[Records from a collection]
Segment Open
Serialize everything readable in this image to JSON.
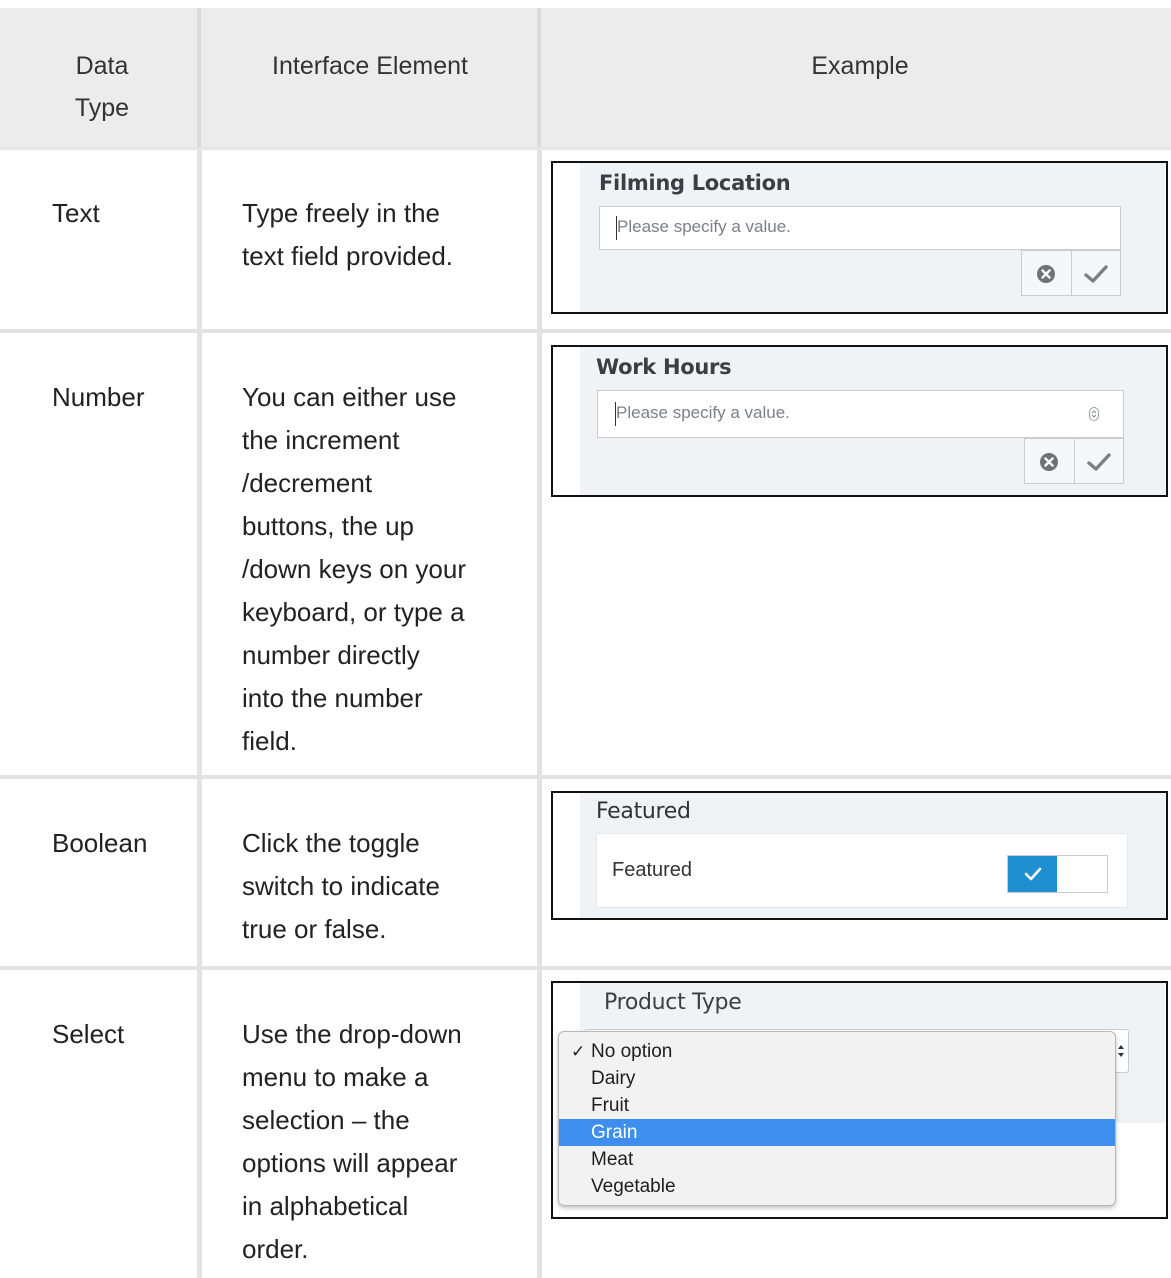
{
  "header": {
    "col1": [
      "Data",
      "Type"
    ],
    "col2": "Interface Element",
    "col3": "Example"
  },
  "rows": [
    {
      "type": "Text",
      "desc": [
        "Type freely in the",
        "text field provided."
      ],
      "example": {
        "label": "Filming Location",
        "placeholder": "Please specify a value."
      }
    },
    {
      "type": "Number",
      "desc": [
        "You can either use",
        "the increment",
        "/decrement",
        "buttons, the up",
        "/down keys on your",
        "keyboard, or type a",
        "number directly",
        "into the number",
        "field."
      ],
      "example": {
        "label": "Work Hours",
        "placeholder": "Please specify a value."
      }
    },
    {
      "type": "Boolean",
      "desc": [
        "Click the toggle",
        "switch to indicate",
        "true or false."
      ],
      "example": {
        "label": "Featured",
        "field_label": "Featured",
        "value": true
      }
    },
    {
      "type": "Select",
      "desc": [
        "Use the drop-down",
        "menu to make a",
        "selection – the",
        "options will appear",
        "in alphabetical",
        "order."
      ],
      "example": {
        "label": "Product Type",
        "options": [
          "No option",
          "Dairy",
          "Fruit",
          "Grain",
          "Meat",
          "Vegetable"
        ],
        "checked_option": "No option",
        "highlighted_option": "Grain"
      }
    }
  ],
  "icons": {
    "clear": "clear-circle-icon",
    "confirm": "checkmark-icon",
    "toggle": "checkmark-icon",
    "spinner": "spinner-updown-icon"
  },
  "colors": {
    "accent": "#1f8fcf",
    "highlight": "#3d8eef"
  }
}
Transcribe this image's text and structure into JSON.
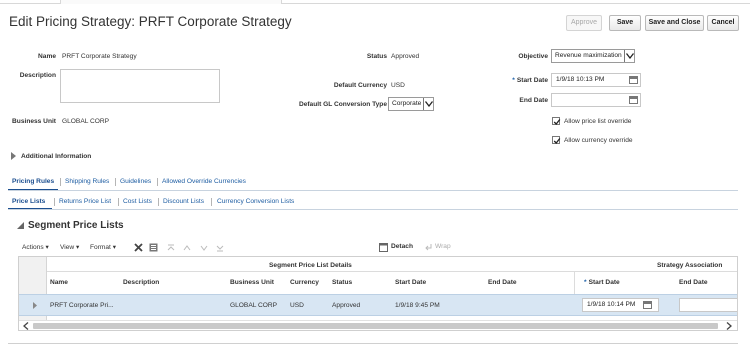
{
  "page": {
    "title": "Edit Pricing Strategy: PRFT Corporate Strategy"
  },
  "buttons": {
    "approve": "Approve",
    "save": "Save",
    "save_close": "Save and Close",
    "cancel": "Cancel"
  },
  "form": {
    "name_label": "Name",
    "name_value": "PRFT Corporate Strategy",
    "description_label": "Description",
    "business_unit_label": "Business Unit",
    "business_unit_value": "GLOBAL CORP",
    "status_label": "Status",
    "status_value": "Approved",
    "default_currency_label": "Default Currency",
    "default_currency_value": "USD",
    "gl_type_label": "Default GL Conversion Type",
    "gl_type_value": "Corporate",
    "objective_label": "Objective",
    "objective_value": "Revenue maximization",
    "start_date_label": "Start Date",
    "start_date_value": "1/9/18 10:13 PM",
    "end_date_label": "End Date",
    "end_date_value": "",
    "allow_price_list_override": "Allow price list override",
    "allow_currency_override": "Allow currency override"
  },
  "additional_info": "Additional Information",
  "tabs": [
    "Pricing Rules",
    "Shipping Rules",
    "Guidelines",
    "Allowed Override Currencies"
  ],
  "subtabs": [
    "Price Lists",
    "Returns Price List",
    "Cost Lists",
    "Discount Lists",
    "Currency Conversion Lists"
  ],
  "segment": {
    "title": "Segment Price Lists",
    "toolbar": {
      "actions": "Actions",
      "view": "View",
      "format": "Format",
      "detach": "Detach",
      "wrap": "Wrap"
    },
    "group_details": "Segment Price List Details",
    "group_strategy": "Strategy Association",
    "columns": [
      "Name",
      "Description",
      "Business Unit",
      "Currency",
      "Status",
      "Start Date",
      "End Date",
      "Start Date",
      "End Date"
    ],
    "row": {
      "name": "PRFT Corporate Pri...",
      "description": "",
      "business_unit": "GLOBAL CORP",
      "currency": "USD",
      "status": "Approved",
      "start_date": "1/9/18 9:45 PM",
      "end_date": "",
      "assoc_start_date": "1/9/18 10:14 PM",
      "assoc_end_date": ""
    }
  },
  "colors": {
    "link": "#1e5da2",
    "selected_row": "#d8e6f3"
  }
}
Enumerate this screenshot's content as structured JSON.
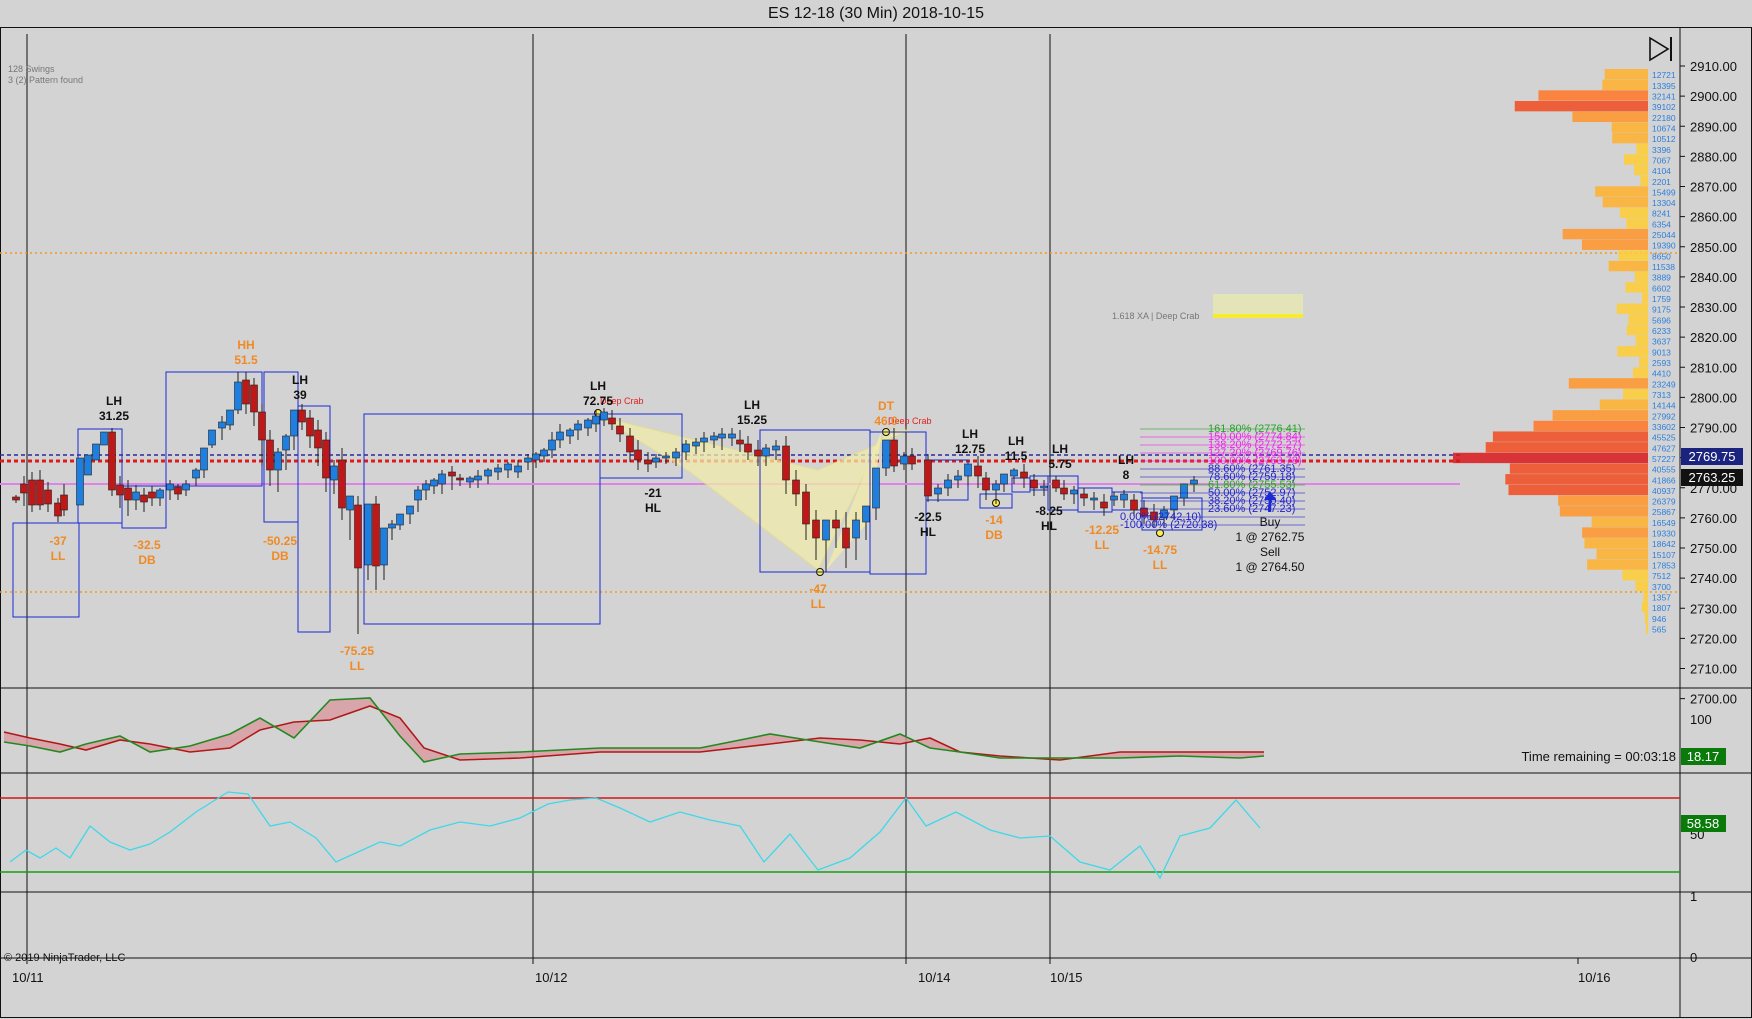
{
  "window": {
    "title": "ES 12-18 (30 Min)  2018-10-15"
  },
  "info": {
    "swings": "128 Swings",
    "pattern": "3 (2) Pattern found",
    "copyright": "© 2019 NinjaTrader, LLC"
  },
  "icons": {
    "playback": "skip-end-icon",
    "buy_arrow": "arrow-up-icon"
  },
  "colors": {
    "background": "#d3d3d3",
    "up_candle": "#1e7fe0",
    "down_candle": "#c01818",
    "swing_box": "#1a2bd6",
    "label_orange": "#f08a24",
    "label_dark": "#111111",
    "pattern_fill": "#f2ecaa",
    "histogram_text": "#2a7fe0"
  },
  "price_axis": {
    "ticks": [
      "2910.00",
      "2900.00",
      "2890.00",
      "2880.00",
      "2870.00",
      "2860.00",
      "2850.00",
      "2840.00",
      "2830.00",
      "2820.00",
      "2810.00",
      "2800.00",
      "2790.00",
      "2780.00",
      "2770.00",
      "2760.00",
      "2750.00",
      "2740.00",
      "2730.00",
      "2720.00",
      "2710.00",
      "2700.00"
    ],
    "last_price": "2769.75",
    "bid_price": "2763.25"
  },
  "time_axis": {
    "labels": [
      "10/11",
      "10/12",
      "10/14",
      "10/15",
      "10/16"
    ]
  },
  "volume_profile": {
    "values": [
      "12721",
      "13395",
      "32141",
      "39102",
      "22180",
      "10674",
      "10512",
      "3396",
      "7067",
      "4104",
      "2201",
      "15499",
      "13304",
      "8241",
      "6354",
      "25044",
      "19390",
      "8650",
      "11538",
      "3889",
      "6602",
      "1759",
      "9175",
      "5696",
      "6233",
      "3637",
      "9013",
      "2593",
      "4410",
      "23249",
      "7313",
      "14144",
      "27992",
      "33602",
      "45525",
      "47627",
      "57227",
      "40555",
      "41866",
      "40937",
      "26379",
      "25867",
      "16549",
      "19330",
      "18642",
      "15107",
      "17853",
      "7512",
      "3700",
      "1357",
      "1807",
      "946",
      "565"
    ]
  },
  "swing_labels": [
    {
      "v": "-37",
      "t": "LL",
      "c": "o"
    },
    {
      "v": "LH",
      "t": "31.25",
      "c": "d"
    },
    {
      "v": "-32.5",
      "t": "DB",
      "c": "o"
    },
    {
      "v": "HH",
      "t": "51.5",
      "c": "o"
    },
    {
      "v": "-50.25",
      "t": "DB",
      "c": "o"
    },
    {
      "v": "LH",
      "t": "39",
      "c": "d"
    },
    {
      "v": "-75.25",
      "t": "LL",
      "c": "o"
    },
    {
      "v": "LH",
      "t": "72.75",
      "c": "d"
    },
    {
      "v": "-21",
      "t": "HL",
      "c": "d"
    },
    {
      "v": "LH",
      "t": "15.25",
      "c": "d"
    },
    {
      "v": "-47",
      "t": "LL",
      "c": "o"
    },
    {
      "v": "DT",
      "t": "46.0",
      "c": "o"
    },
    {
      "v": "-22.5",
      "t": "HL",
      "c": "d"
    },
    {
      "v": "LH",
      "t": "12.75",
      "c": "d"
    },
    {
      "v": "-14",
      "t": "DB",
      "c": "o"
    },
    {
      "v": "LH",
      "t": "11.5",
      "c": "d"
    },
    {
      "v": "-8.25",
      "t": "HL",
      "c": "d"
    },
    {
      "v": "LH",
      "t": "5.75",
      "c": "d"
    },
    {
      "v": "-12.25",
      "t": "LL",
      "c": "o"
    },
    {
      "v": "LH",
      "t": "8",
      "c": "d"
    },
    {
      "v": "-14.75",
      "t": "LL",
      "c": "o"
    }
  ],
  "pattern_labels": {
    "crab1": "Deep Crab",
    "crab2": "Deep Crab",
    "crab_target": "1.618 XA | Deep Crab"
  },
  "fib_labels": [
    "161.80% (2776.41)",
    "150.00% (2774.84)",
    "138.20% (2772.27)",
    "127.20% (2769.76)",
    "100.00% (2763.78)",
    "88.60% (2761.35)",
    "78.60% (2759.18)",
    "61.80% (2755.53)",
    "50.00% (2752.97)",
    "38.20% (2750.40)",
    "23.60% (2747.23)",
    "0.00% (2742.10)",
    "-100.00% (2720.38)"
  ],
  "orders": {
    "buy_label": "Buy",
    "buy_fill": "1 @ 2762.75",
    "sell_label": "Sell",
    "sell_fill": "1 @ 2764.50"
  },
  "panel2": {
    "axis": [
      "100",
      "0"
    ],
    "value": "18.17",
    "time_remaining": "Time remaining = 00:03:18"
  },
  "panel3": {
    "axis": [
      "50"
    ],
    "value": "58.58"
  },
  "panel4": {
    "axis": [
      "1",
      "0"
    ]
  }
}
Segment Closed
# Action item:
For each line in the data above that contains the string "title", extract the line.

# Output below:
    "title": "Edit Pricing Strategy: PRFT Corporate Strategy"
    "title": "Segment Price Lists",
    "title": "ES 12-18 (30 Min)  2018-10-15"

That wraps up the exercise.